Estimates vary as to exactly when New Jersey will have its online gambling market processing wagers. Officially, the legislation says the starting gun has to go off within 270 days of the bill’s passage, putting the deadline in mid-November. Last week, Caesars Entertainment’s Gary Loveman estimated it would take at least twice that long, perhaps two years. State Senator Ray Lesniak believes the system should be active by September. Attorney and Gambling And The Law author I. Nelson Rose told the Star-Ledger he didn’t see “any reason it wouldn’t be up and operating by the end of this year.”
Nothing can be done until the New Jersey Division of Gaming Enforcement (DGE) finishes dotting the i’s on the state’s online gambling regulations, but the DGE hopes to finish the first draft by Thursday. Once that cat’s in the bag, the regs can be published in the New Jersey Register, after which a two-month comment clock starts ticking.
That clock could go on ticking longer than planned if the state’s horseracing interests – still smarting from the legislation designating Atlantic City casinos as the sole purveyors of online action — mounted a legal challenge to the bill. Deutsche Bank analyst Richard Carter suggested such a challenge could delay implementation of New Jersey’s online plans by “at least a year.”
NEVADA CONSIDERS ITS OPTIONS
Similar protests have been voiced in Nevada, where smaller companies not fortunate enough to already possess an unrestricted gaming license have labeled the state’s legislation as protectionist. Geoffrey Lawrence, deputy policy director at the free-market friendly Nevada Policy Research Institute, told the Las Vegas Sun that the benefits the legislation provides Nevada’s big casino companies reminded him of a scenario in which “government restrictions prohibited the entrepreneurs who founded eBay from doing so unless they first constructed physical department stores.”
At present, Nevada is like the Henry Ford of online gambling. You can have any type of gambling you want, so long as it’s poker. But expanding that to a wider variety of gaming options would seem more a matter of when, not if. After all, the hard part – getting legislators to approve “interactive gaming” – is done; the choice of what types of gaming to offer is at the discretion of the regulator.
Nevada’s poker-only plan is primarily a hangover from the days when the state still believed Senate majority leader Harry Reid (D-NV) could sell poker’s unique skill game status to skeptical members of Congress. While there’s talk of Rep. Joe Barton (R-TX) taking the defibrillator paddles to his dormant federal online poker bill, the states are in the driver’s seat. The call for expanded gaming options will come from the public or the operators or both, but it will come, especially if New Jersey’s market takes off and other states decide they want to get with a winner.

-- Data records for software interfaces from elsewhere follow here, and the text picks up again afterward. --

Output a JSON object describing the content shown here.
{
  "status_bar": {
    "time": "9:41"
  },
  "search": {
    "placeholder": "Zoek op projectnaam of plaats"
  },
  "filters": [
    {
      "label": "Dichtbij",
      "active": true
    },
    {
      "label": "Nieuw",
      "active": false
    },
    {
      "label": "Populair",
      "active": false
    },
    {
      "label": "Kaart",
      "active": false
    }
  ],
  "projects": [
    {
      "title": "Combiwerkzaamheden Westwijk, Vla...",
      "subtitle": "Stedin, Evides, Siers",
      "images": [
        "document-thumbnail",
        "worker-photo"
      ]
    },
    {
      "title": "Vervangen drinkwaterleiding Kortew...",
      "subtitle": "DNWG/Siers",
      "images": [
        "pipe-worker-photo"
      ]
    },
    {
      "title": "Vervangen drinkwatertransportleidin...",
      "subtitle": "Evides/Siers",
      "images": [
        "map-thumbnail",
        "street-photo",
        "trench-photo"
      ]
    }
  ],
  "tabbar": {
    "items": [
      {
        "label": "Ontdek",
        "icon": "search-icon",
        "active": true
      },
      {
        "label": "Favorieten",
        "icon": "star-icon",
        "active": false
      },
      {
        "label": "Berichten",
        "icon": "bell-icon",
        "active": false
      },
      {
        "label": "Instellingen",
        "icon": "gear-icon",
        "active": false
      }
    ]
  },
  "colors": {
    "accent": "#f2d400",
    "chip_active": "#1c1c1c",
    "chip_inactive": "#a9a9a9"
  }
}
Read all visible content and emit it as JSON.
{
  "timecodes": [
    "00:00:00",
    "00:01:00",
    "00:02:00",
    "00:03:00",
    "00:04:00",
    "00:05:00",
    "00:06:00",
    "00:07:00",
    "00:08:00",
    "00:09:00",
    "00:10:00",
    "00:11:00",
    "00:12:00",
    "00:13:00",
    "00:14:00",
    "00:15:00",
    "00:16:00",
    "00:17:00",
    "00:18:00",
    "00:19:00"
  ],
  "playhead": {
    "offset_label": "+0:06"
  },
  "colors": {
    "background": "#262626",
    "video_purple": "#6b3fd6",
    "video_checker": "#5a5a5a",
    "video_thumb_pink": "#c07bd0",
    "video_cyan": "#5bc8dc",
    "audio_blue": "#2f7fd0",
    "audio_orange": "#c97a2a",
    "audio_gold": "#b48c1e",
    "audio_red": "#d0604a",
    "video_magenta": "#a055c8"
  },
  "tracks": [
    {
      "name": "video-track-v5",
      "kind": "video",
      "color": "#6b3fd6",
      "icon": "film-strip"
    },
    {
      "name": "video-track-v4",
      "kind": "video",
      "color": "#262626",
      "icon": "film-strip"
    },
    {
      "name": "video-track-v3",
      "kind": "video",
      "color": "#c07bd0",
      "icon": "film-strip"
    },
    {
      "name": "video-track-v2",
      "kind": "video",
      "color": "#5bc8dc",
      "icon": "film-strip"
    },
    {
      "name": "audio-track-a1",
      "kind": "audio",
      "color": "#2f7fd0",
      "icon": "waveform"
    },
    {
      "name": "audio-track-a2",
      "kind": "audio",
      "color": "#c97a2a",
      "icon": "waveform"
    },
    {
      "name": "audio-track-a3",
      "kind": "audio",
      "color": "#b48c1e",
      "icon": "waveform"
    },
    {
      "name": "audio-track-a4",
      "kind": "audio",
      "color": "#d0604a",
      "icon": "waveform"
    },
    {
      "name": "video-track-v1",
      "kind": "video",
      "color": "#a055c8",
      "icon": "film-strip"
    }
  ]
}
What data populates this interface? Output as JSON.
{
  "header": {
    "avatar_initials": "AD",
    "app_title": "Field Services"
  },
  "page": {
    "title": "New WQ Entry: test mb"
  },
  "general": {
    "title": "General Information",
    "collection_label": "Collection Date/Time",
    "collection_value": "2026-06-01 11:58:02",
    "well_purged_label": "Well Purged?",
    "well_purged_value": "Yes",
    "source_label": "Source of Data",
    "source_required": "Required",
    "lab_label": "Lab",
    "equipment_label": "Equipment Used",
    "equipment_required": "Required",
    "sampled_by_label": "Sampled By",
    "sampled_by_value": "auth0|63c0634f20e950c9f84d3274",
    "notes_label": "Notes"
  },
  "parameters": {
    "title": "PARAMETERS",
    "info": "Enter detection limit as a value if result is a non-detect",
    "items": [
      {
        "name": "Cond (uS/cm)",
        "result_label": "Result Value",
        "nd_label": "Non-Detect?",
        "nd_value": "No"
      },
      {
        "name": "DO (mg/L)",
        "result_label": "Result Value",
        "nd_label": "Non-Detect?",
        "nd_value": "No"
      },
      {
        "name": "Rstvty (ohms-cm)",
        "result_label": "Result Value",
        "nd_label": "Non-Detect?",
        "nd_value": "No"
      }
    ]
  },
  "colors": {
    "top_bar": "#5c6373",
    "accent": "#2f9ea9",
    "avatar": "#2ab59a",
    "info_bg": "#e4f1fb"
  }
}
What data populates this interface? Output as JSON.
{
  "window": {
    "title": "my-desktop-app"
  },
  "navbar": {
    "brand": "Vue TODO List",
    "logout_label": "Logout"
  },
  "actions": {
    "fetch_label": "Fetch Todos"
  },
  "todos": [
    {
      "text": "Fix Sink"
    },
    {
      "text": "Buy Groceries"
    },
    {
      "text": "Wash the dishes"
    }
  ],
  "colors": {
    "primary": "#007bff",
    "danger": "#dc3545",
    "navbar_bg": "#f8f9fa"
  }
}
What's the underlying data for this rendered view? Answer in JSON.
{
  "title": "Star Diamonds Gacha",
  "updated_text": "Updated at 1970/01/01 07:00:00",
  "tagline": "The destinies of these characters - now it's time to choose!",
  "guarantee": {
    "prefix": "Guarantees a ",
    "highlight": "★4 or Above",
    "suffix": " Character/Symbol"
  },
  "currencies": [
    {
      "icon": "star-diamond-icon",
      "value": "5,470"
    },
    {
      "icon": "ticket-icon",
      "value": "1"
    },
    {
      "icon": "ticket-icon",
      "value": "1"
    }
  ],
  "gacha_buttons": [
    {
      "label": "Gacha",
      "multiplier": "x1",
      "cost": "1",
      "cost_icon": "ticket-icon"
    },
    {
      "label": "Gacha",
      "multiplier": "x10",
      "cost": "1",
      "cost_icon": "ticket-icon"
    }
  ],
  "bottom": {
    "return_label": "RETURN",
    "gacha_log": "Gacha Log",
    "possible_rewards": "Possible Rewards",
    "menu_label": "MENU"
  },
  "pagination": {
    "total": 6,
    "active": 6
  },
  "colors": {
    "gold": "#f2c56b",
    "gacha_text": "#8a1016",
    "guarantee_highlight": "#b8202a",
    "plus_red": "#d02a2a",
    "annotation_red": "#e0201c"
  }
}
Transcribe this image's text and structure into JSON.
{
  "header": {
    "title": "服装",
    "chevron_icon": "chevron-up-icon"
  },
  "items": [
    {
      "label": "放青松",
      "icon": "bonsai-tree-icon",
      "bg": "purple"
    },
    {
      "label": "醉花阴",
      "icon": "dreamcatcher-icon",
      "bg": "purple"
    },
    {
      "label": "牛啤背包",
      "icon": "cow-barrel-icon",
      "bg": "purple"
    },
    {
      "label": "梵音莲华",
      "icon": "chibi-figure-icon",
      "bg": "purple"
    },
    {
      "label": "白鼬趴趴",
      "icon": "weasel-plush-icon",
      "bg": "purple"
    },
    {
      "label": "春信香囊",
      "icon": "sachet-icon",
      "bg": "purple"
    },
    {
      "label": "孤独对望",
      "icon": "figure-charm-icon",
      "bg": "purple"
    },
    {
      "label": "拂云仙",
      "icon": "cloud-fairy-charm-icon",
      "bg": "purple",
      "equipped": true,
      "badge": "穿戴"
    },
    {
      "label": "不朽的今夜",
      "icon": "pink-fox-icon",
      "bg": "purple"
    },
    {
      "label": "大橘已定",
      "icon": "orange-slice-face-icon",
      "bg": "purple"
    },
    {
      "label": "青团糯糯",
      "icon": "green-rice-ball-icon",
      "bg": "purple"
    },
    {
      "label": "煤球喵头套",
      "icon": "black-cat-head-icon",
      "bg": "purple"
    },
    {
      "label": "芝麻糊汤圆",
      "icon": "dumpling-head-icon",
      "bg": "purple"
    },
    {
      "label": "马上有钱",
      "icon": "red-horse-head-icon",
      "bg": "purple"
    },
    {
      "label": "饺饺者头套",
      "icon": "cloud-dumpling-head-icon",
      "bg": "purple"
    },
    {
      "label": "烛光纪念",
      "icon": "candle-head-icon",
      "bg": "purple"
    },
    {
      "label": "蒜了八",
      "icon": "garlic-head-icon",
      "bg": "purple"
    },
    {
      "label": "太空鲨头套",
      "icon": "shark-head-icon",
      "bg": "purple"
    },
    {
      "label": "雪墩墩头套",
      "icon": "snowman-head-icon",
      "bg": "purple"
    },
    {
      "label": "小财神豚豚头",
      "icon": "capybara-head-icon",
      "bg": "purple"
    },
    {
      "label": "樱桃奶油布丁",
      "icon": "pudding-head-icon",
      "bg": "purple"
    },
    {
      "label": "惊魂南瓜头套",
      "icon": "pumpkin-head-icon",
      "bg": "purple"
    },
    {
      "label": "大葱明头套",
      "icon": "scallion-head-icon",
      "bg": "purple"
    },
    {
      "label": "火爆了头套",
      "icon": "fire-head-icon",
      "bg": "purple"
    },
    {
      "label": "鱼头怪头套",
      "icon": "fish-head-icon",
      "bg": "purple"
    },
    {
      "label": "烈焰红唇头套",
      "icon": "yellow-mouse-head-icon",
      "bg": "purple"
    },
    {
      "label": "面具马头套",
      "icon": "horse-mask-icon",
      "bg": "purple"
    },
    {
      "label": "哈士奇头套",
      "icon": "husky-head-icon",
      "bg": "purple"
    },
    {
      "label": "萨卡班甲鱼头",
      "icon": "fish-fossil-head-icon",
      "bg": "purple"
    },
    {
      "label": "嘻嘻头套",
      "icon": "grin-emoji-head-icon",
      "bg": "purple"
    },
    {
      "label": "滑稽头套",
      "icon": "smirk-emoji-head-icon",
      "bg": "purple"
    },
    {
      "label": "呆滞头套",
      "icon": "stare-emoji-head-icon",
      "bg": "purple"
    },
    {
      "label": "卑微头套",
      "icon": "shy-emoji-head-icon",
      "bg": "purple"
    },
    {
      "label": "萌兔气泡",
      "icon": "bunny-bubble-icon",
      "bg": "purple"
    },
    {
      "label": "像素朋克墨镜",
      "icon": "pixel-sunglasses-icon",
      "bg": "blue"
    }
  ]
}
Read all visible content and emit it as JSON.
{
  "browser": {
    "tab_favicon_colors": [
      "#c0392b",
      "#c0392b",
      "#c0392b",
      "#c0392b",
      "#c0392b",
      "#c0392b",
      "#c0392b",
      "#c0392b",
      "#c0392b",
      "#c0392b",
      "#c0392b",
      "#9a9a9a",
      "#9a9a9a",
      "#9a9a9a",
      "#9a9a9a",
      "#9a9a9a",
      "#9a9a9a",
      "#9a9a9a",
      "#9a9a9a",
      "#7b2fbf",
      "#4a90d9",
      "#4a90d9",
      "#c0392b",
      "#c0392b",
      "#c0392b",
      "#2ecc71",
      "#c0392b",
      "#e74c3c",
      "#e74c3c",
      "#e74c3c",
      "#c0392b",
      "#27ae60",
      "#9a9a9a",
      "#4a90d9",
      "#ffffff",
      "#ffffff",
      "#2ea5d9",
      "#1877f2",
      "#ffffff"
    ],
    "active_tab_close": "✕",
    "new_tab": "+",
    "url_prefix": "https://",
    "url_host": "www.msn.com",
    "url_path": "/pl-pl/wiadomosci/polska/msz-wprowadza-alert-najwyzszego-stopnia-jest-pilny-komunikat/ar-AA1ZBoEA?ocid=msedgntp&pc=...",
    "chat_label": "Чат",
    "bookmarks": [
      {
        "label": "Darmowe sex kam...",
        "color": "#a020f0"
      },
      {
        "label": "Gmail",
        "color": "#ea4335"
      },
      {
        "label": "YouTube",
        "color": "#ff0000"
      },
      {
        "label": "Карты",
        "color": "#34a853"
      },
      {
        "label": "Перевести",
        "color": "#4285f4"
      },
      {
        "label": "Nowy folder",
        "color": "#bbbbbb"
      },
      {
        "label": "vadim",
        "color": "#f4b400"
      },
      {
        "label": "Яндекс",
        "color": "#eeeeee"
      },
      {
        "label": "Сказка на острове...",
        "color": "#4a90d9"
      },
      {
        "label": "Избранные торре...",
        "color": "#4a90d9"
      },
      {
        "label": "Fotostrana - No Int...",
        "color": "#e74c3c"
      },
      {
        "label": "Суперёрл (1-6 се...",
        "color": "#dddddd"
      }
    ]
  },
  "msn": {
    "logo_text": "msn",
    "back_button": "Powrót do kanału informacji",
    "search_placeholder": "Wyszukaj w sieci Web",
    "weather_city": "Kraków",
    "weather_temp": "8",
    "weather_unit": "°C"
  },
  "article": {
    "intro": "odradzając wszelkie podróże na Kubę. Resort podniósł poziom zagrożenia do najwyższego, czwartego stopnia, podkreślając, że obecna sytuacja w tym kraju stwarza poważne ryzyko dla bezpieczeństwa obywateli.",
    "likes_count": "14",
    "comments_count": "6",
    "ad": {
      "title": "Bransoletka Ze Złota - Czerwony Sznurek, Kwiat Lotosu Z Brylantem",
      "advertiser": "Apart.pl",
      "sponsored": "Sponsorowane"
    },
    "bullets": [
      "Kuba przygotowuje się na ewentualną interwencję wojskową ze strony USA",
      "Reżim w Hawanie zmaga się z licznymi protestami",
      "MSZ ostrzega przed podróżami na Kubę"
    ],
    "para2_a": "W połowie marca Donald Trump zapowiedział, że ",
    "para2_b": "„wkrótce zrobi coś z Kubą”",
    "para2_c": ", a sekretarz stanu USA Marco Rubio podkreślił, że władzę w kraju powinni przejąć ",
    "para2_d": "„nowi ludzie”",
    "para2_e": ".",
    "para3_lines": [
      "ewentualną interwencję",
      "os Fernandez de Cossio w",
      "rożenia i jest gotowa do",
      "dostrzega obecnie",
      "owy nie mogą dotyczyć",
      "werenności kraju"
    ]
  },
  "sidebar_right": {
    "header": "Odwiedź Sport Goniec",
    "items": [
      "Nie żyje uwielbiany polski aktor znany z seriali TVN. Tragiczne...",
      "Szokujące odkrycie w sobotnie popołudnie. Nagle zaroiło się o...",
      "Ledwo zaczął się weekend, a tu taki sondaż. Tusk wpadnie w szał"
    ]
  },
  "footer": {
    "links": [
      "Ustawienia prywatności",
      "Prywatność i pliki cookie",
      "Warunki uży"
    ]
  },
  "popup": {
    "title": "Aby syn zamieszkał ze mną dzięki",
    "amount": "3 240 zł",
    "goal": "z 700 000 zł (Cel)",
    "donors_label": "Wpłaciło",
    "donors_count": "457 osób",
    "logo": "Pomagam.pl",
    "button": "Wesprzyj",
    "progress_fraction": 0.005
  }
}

Gaming Control Board chairman A.G. Burnett said the poker-only decision was made “to be cautionary, to make sure we did things right before we allowed all other type of games.” University of Nevada, Reno economist Mark Nichols acknowledges that Nevada’s limited offering “certainly doesn’t make us competitive” with New Jersey, but he recognizes that “a state may want to wade into this more slowly.”
Although both state governments pitched online gambling’s ability to provide badly needed tax revenue, there’s ample reason to proceed with caution. Two brand new online gambling jurisdictions are launching in a country that only recently decided online gambling did not cause cancer. These debuts will be closely scrutinized and the slightest missteps – failure to properly exclude out-of-state players, letting a minor open an account, uncovering chip-dumping by an Al Qaeda sleeper cell, etc. – will unleash op-eds of fury.
If something like the day-one fiasco of the British Columbia Lottery Corp’s online gambling site PlayNow.com were to be repeated in New Jersey or Nevada, it would make headlines around the world. As would the subsequent revelations that the government knew their product was flawed but decided sticking to their schedule was more important.
Fortunately, unlike Canada’s online gambling jurisdictions, these state governments won’t be taking wagers themselves, so most of the blame for any glitch can be contained to the operator. But the pols who passed the legislation and the regulatory appointees tasked with monitoring the business will feel the heat all the same. Other states considering taking the online gambling plunge might also consider the ‘number of days without a tornado’ tally when choosing a jurisdiction as its regulatory hub. So, yes… online gambling promises to put a lot of extra coin into state coffers, but here be dragons, as well. Proceed accordingly.